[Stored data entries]
────────────────

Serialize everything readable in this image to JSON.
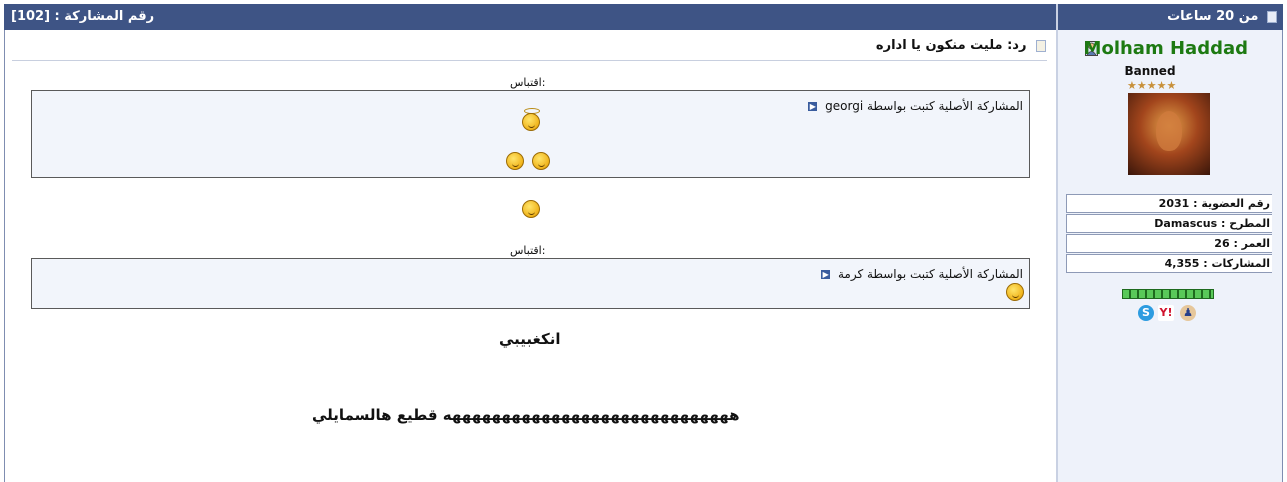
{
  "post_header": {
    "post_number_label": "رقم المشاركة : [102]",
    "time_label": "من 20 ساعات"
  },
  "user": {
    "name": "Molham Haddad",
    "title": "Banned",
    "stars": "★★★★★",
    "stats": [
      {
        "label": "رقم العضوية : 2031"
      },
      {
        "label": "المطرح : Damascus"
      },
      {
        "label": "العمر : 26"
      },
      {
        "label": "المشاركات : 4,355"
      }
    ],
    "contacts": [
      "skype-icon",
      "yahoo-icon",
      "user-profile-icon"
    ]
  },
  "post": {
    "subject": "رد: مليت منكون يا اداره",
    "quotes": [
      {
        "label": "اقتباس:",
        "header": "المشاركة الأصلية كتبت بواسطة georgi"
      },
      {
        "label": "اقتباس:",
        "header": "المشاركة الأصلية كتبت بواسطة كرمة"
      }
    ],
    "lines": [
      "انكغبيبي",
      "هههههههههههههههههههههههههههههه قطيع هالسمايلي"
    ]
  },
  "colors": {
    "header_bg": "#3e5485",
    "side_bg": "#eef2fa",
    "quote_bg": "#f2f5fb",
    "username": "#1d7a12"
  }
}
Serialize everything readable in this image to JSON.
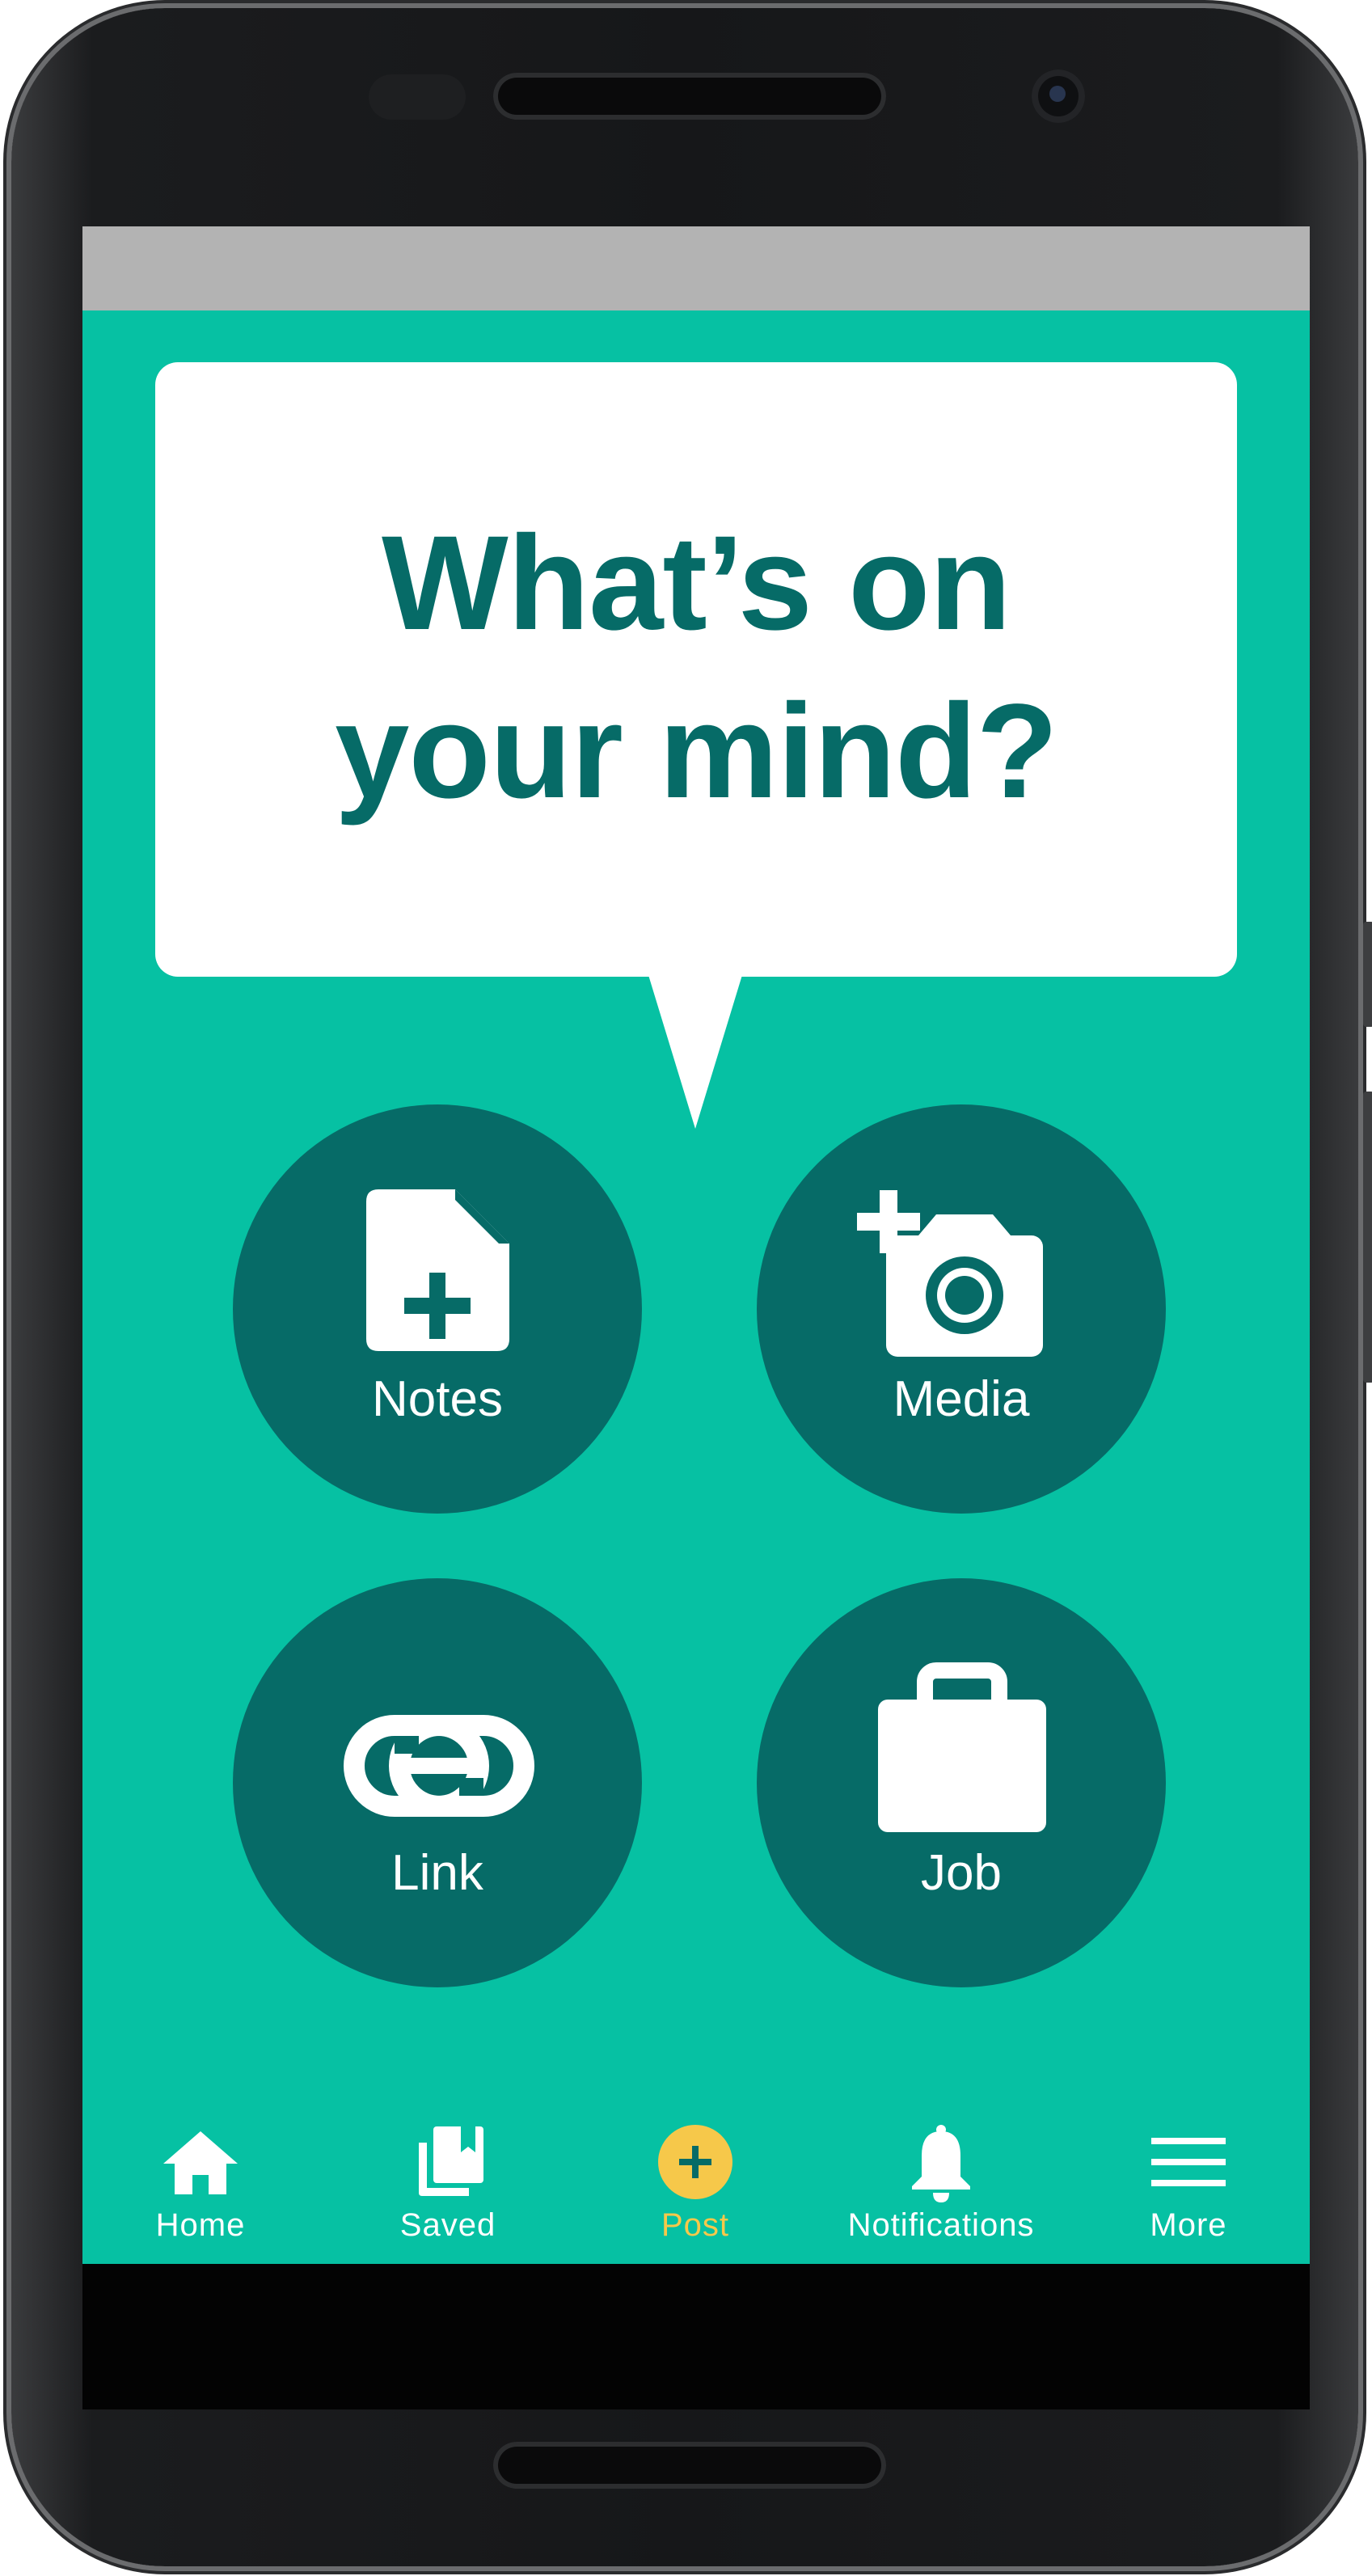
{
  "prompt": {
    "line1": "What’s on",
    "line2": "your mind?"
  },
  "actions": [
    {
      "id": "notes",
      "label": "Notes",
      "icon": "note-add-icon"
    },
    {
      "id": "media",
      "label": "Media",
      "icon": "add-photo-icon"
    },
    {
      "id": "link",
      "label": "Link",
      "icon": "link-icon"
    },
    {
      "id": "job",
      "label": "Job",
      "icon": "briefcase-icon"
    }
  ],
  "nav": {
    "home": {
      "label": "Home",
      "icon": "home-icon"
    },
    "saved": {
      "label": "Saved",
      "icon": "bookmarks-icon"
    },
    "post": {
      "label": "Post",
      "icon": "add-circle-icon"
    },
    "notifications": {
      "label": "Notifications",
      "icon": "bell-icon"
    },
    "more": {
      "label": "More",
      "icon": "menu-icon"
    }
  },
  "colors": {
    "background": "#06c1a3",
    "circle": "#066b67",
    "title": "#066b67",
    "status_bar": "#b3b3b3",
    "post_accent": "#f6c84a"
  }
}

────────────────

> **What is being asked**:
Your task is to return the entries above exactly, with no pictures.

> **Answer section**:
Serialize everything readable in this image to JSON.
{
  "post_header": {
    "post_number_label": "رقم المشاركة : [102]",
    "time_label": "من 20 ساعات"
  },
  "user": {
    "name": "Molham Haddad",
    "title": "Banned",
    "stars": "★★★★★",
    "stats": [
      {
        "label": "رقم العضوية : 2031"
      },
      {
        "label": "المطرح : Damascus"
      },
      {
        "label": "العمر : 26"
      },
      {
        "label": "المشاركات : 4,355"
      }
    ],
    "contacts": [
      "skype-icon",
      "yahoo-icon",
      "user-profile-icon"
    ]
  },
  "post": {
    "subject": "رد: مليت منكون يا اداره",
    "quotes": [
      {
        "label": "اقتباس:",
        "header": "المشاركة الأصلية كتبت بواسطة georgi"
      },
      {
        "label": "اقتباس:",
        "header": "المشاركة الأصلية كتبت بواسطة كرمة"
      }
    ],
    "lines": [
      "انكغبيبي",
      "هههههههههههههههههههههههههههههه قطيع هالسمايلي"
    ]
  },
  "colors": {
    "header_bg": "#3e5485",
    "side_bg": "#eef2fa",
    "quote_bg": "#f2f5fb",
    "username": "#1d7a12"
  }
}
Serialize everything readable in this image to JSON.
{
  "prompt": {
    "line1": "What’s on",
    "line2": "your mind?"
  },
  "actions": [
    {
      "id": "notes",
      "label": "Notes",
      "icon": "note-add-icon"
    },
    {
      "id": "media",
      "label": "Media",
      "icon": "add-photo-icon"
    },
    {
      "id": "link",
      "label": "Link",
      "icon": "link-icon"
    },
    {
      "id": "job",
      "label": "Job",
      "icon": "briefcase-icon"
    }
  ],
  "nav": {
    "home": {
      "label": "Home",
      "icon": "home-icon"
    },
    "saved": {
      "label": "Saved",
      "icon": "bookmarks-icon"
    },
    "post": {
      "label": "Post",
      "icon": "add-circle-icon"
    },
    "notifications": {
      "label": "Notifications",
      "icon": "bell-icon"
    },
    "more": {
      "label": "More",
      "icon": "menu-icon"
    }
  },
  "colors": {
    "background": "#06c1a3",
    "circle": "#066b67",
    "title": "#066b67",
    "status_bar": "#b3b3b3",
    "post_accent": "#f6c84a"
  }
}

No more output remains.